The study, ‘Catalysing a green recovery’, was commissioned by the Rail Delivery Group and assesses the jobs and other economic benefits that could be created by electrifying remaining parts of the rail network and building hydrogen, battery and electric trains that will be needed where electrification isn’t feasible. The report uses research and analysis by economists at Oxera, jobs and skills experts at the National Skills Academy for Rail, and rolling stock consultants Ipex.
The rail network is the single largest consumer of electricity in the country, and will require large amounts of renewable power, as well as hydrogen and battery storage. A commitment by government to fund the decarbonisation of the rail network would therefore drive investment and create more jobs in existing renewables like wind and solar farms.
The government is aiming for Britain to have 5GW of low-carbon hydrogen production capacity by 2030 and hydrogen trains would require between 2-5GWh of power, meaning rail could play the role of an ‘anchor tenant’, enabling the emerging hydrogen industry to scale-up and potentially become an exporter of British expertise. Similarly, a clear and predictable demand for new energy storage solutions would stimulate the development of the industry, particularly in the automotive manufacturing hub of the Midlands.
Building the infrastructure and investing in the technology to make running trains net zero will contribute to the government’s levelling-up agenda with more than 90% of the almost 6,000 new jobs located outside London and the South East. Over half of the roles would be high-skilled and all together would generate £2.2bn in economic benefits.
For passengers, the immediate and most tangible benefits to a decarbonised railway would be faster, smoother, more reliable and quieter journeys. The research also shows that a net zero railway would cut 33 million tonnes of carbon emissions.
Andy Bagnall, Director General at the Rail Delivery Group, said: “Trains are already one of the greenest forms of transport and this report shows the considerable benefits of government working with rail companies to go even further by making all trains net zero to run.

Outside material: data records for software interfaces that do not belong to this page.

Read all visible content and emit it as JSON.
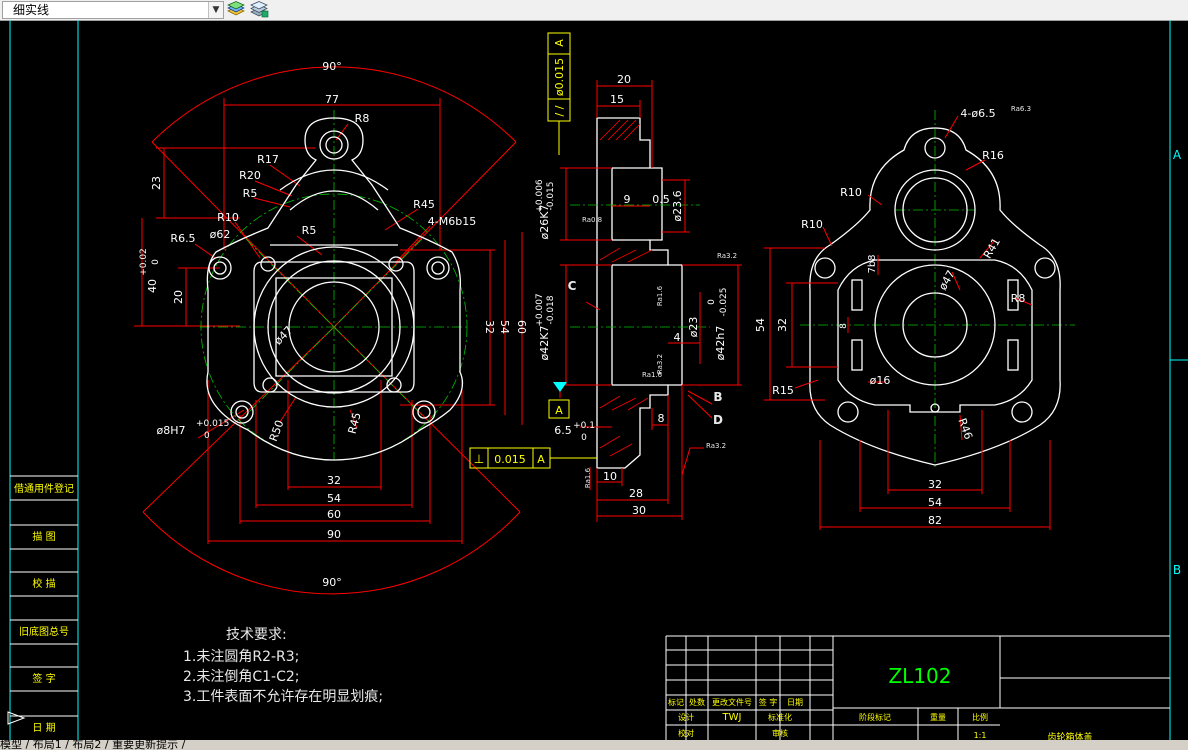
{
  "toolbar": {
    "linetype_value": "细实线",
    "dropdown_glyph": "▼",
    "icons": [
      "layer-states-icon",
      "layer-manager-icon"
    ]
  },
  "colors": {
    "dimension": "#ff0000",
    "outline": "#ffffff",
    "centerline": "#00c000",
    "text_dim": "#ffffff",
    "annotation": "#ffff00",
    "border": "#00ffff",
    "background": "#000000"
  },
  "frame_letters": [
    "A",
    "B"
  ],
  "front_view": {
    "dims": [
      "90°",
      "77",
      "R8",
      "R17",
      "R20",
      "R5",
      "R10",
      "R5",
      "R45",
      "4-M6b15",
      "23",
      "R6.5",
      "ø62",
      "40",
      "+0.02",
      "0",
      "20",
      "32",
      "54",
      "60",
      "ø47",
      "ø8H7",
      "+0.015",
      "0",
      "R50",
      "R45",
      "32",
      "54",
      "60",
      "90",
      "90°"
    ]
  },
  "side_view": {
    "datum_frame": [
      "/ /",
      "ø0.015",
      "A"
    ],
    "dims": [
      "20",
      "15",
      "9",
      "0.5",
      "ø23.6",
      "ø26K7",
      "+0.006",
      "-0.015",
      "ø42K7",
      "+0.007",
      "-0.018",
      "ø23",
      "ø42h7",
      "0",
      "-0.025",
      "4",
      "8",
      "6.5",
      "+0.1",
      "0",
      "10",
      "28",
      "30"
    ],
    "labels": [
      "C",
      "B",
      "D",
      "A"
    ],
    "roughness": [
      "Ra0.8",
      "Ra3.2",
      "Ra3.2",
      "Ra1.6",
      "Ra1.6",
      "Ra3.2",
      "Ra1.6"
    ],
    "flatness_frame": [
      "⊥",
      "0.015",
      "A"
    ]
  },
  "right_view": {
    "dims": [
      "4-ø6.5",
      "Ra6.3",
      "R16",
      "R10",
      "R10",
      "R41",
      "7b8",
      "ø47",
      "R8",
      "54",
      "32",
      "8",
      "R15",
      "ø16",
      "R46",
      "32",
      "54",
      "82"
    ]
  },
  "notes": {
    "title": "技术要求:",
    "items": [
      "1.未注圆角R2-R3;",
      "2.未注倒角C1-C2;",
      "3.工件表面不允许存在明显划痕;"
    ]
  },
  "left_column": [
    "借通用件登记",
    "描  图",
    "校  描",
    "旧底图总号",
    "签  字",
    "日  期"
  ],
  "title_block": {
    "material": "ZL102",
    "row_labels": [
      "标记",
      "处数",
      "更改文件号",
      "签  字",
      "日期"
    ],
    "design_row": [
      "设计",
      "TWJ",
      "标准化"
    ],
    "review_row": [
      "校对",
      "审核"
    ],
    "stage_labels": [
      "阶段标记",
      "重量",
      "比例"
    ],
    "scale": "1:1",
    "part_name": "齿轮箱体盖"
  },
  "layout_tabs": "模型 / 布局1 / 布局2 / 重要更新提示 /"
}
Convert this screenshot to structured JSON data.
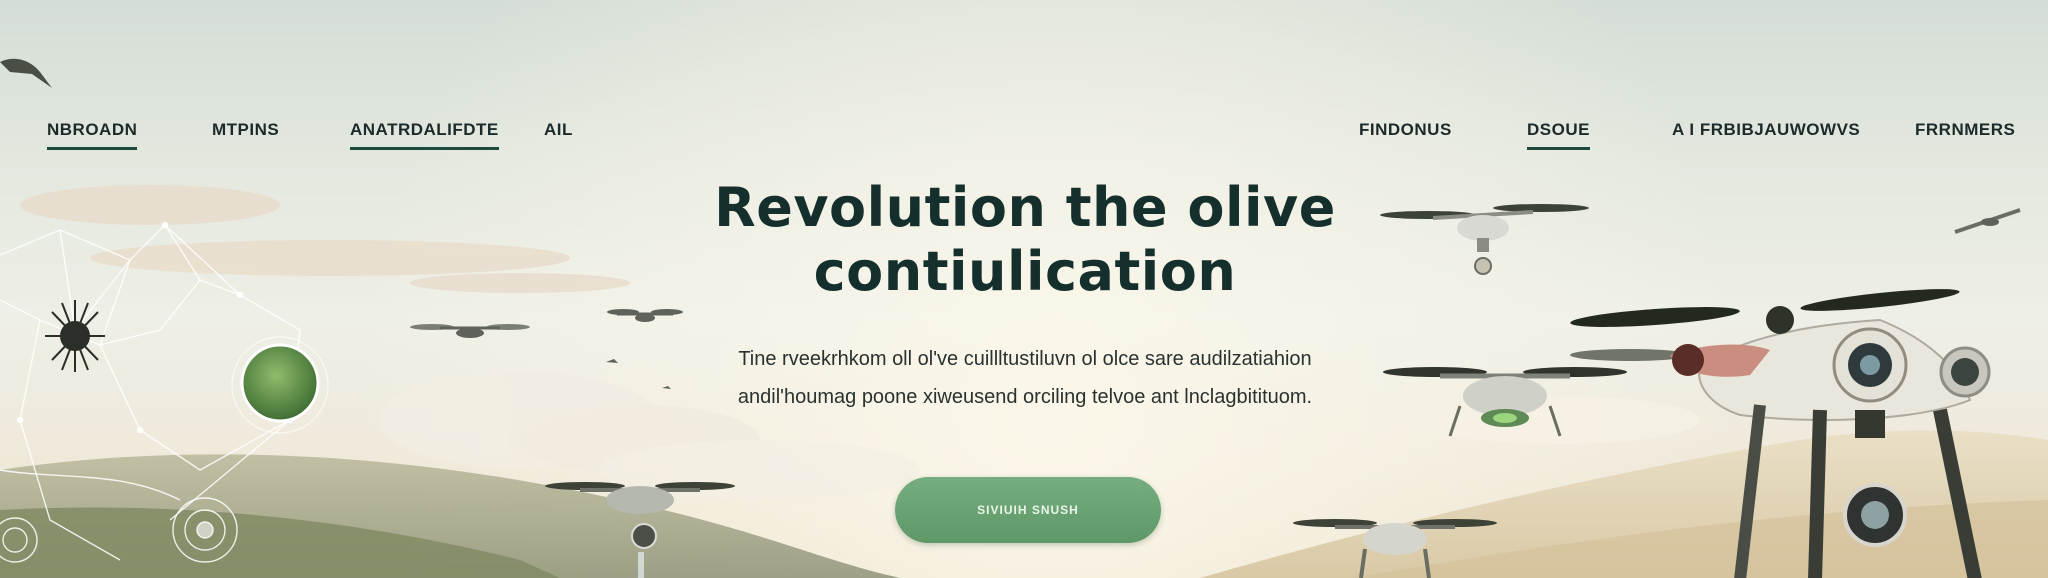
{
  "nav": {
    "left": [
      {
        "label": "NBROADN",
        "underlined": true
      },
      {
        "label": "MTPINS",
        "underlined": false
      },
      {
        "label": "ANATRDALIFDTE",
        "underlined": true
      },
      {
        "label": "AIL",
        "underlined": false
      }
    ],
    "right": [
      {
        "label": "FINDONUS",
        "underlined": false
      },
      {
        "label": "DSOUE",
        "underlined": true
      },
      {
        "label": "A I FRBIBJAUWOWVS",
        "underlined": false
      },
      {
        "label": "FRRNMERS",
        "underlined": false
      }
    ]
  },
  "hero": {
    "title_line1": "Revolution the olive",
    "title_line2": "contiulication",
    "subtitle_line1": "Tine rveekrhkom oll ol've cuillltustiluvn ol olce sare audilzatiahion",
    "subtitle_line2": "andil'houmag poone xiweusend orciling telvoe ant lnclagbitituom.",
    "cta_label": "SIVIUIH SNUSH"
  },
  "colors": {
    "accent_green": "#6aa374",
    "title_dark": "#15302c",
    "nav_text": "#1d2a2a"
  }
}
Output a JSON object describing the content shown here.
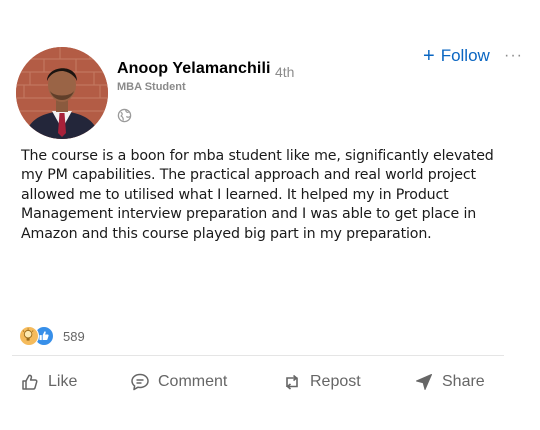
{
  "author": {
    "name": "Anoop Yelamanchili",
    "degree": "4th",
    "headline": "MBA Student"
  },
  "header": {
    "follow_label": "Follow",
    "more_label": "···"
  },
  "post": {
    "text": "The course is a boon for mba student like me, significantly elevated my PM capabilities. The practical approach and real world project allowed me to utilised what I learned. It helped my in Product Management interview preparation and I was able to get place in Amazon and this course played big part in my preparation."
  },
  "reactions": {
    "count": "589",
    "types": [
      "insightful-icon",
      "like-icon"
    ]
  },
  "actions": {
    "like": "Like",
    "comment": "Comment",
    "repost": "Repost",
    "share": "Share"
  },
  "colors": {
    "accent": "#0a66c2",
    "muted": "#666666",
    "like_blue": "#378fe9",
    "insightful_yellow": "#f5bb5c"
  }
}
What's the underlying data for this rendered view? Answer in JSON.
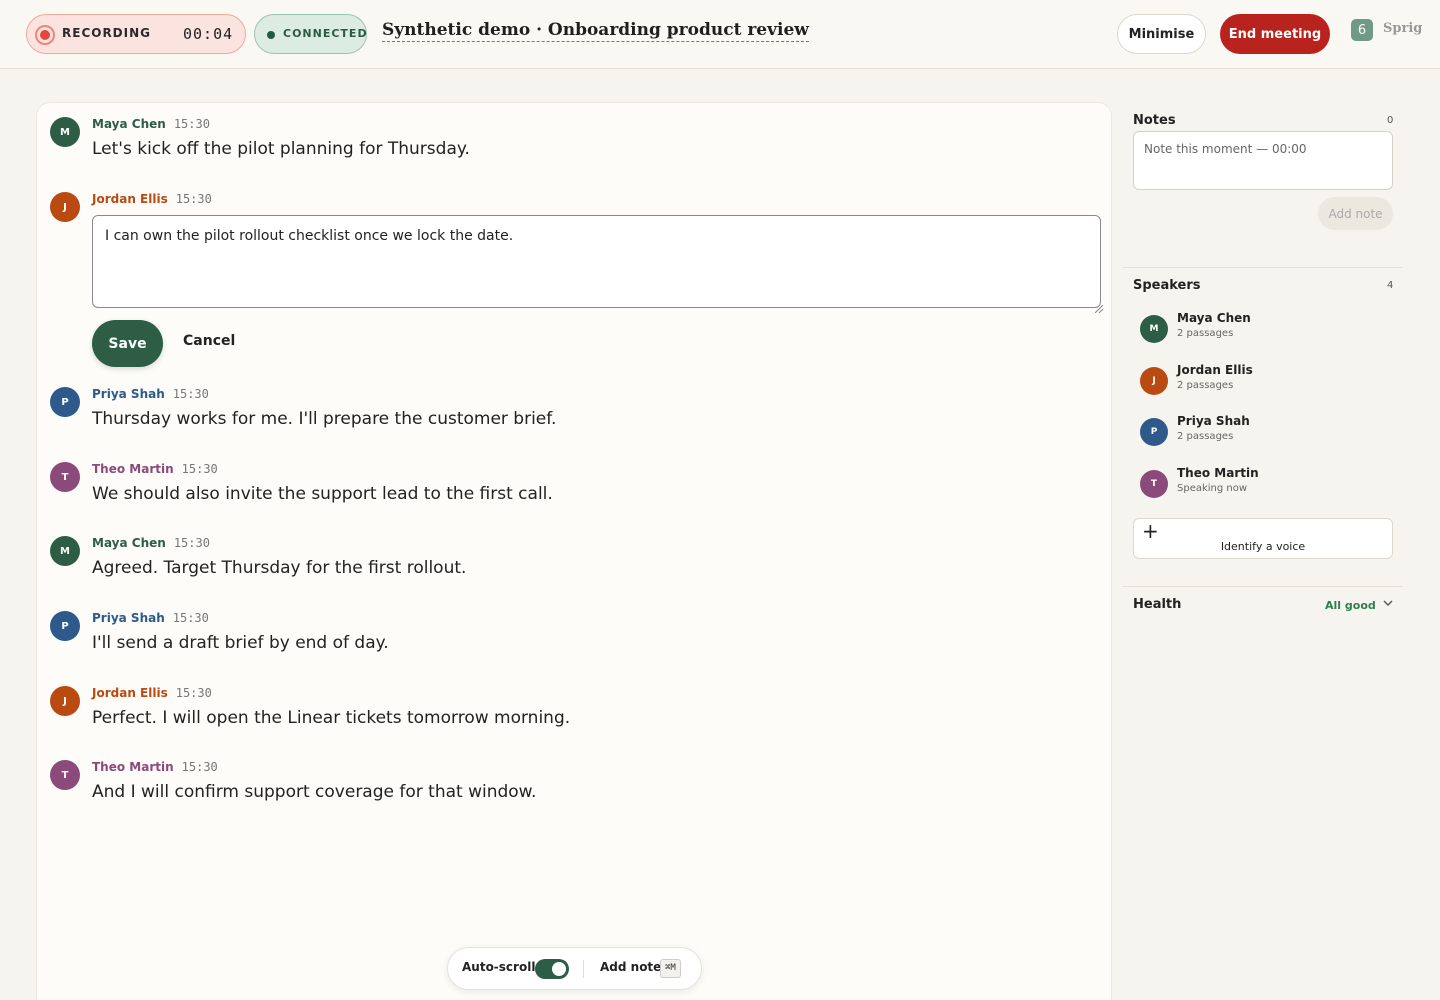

“Building Britain’s cleaner and greener railway is a once-in-a-generation opportunity not only to help protect the environment but also to create high skill, well paid jobs across the country both in rail and in the green industries of the future such as hydrogen and battery power. Investing in decarbonising the railway really is a win win.”
The report can read here.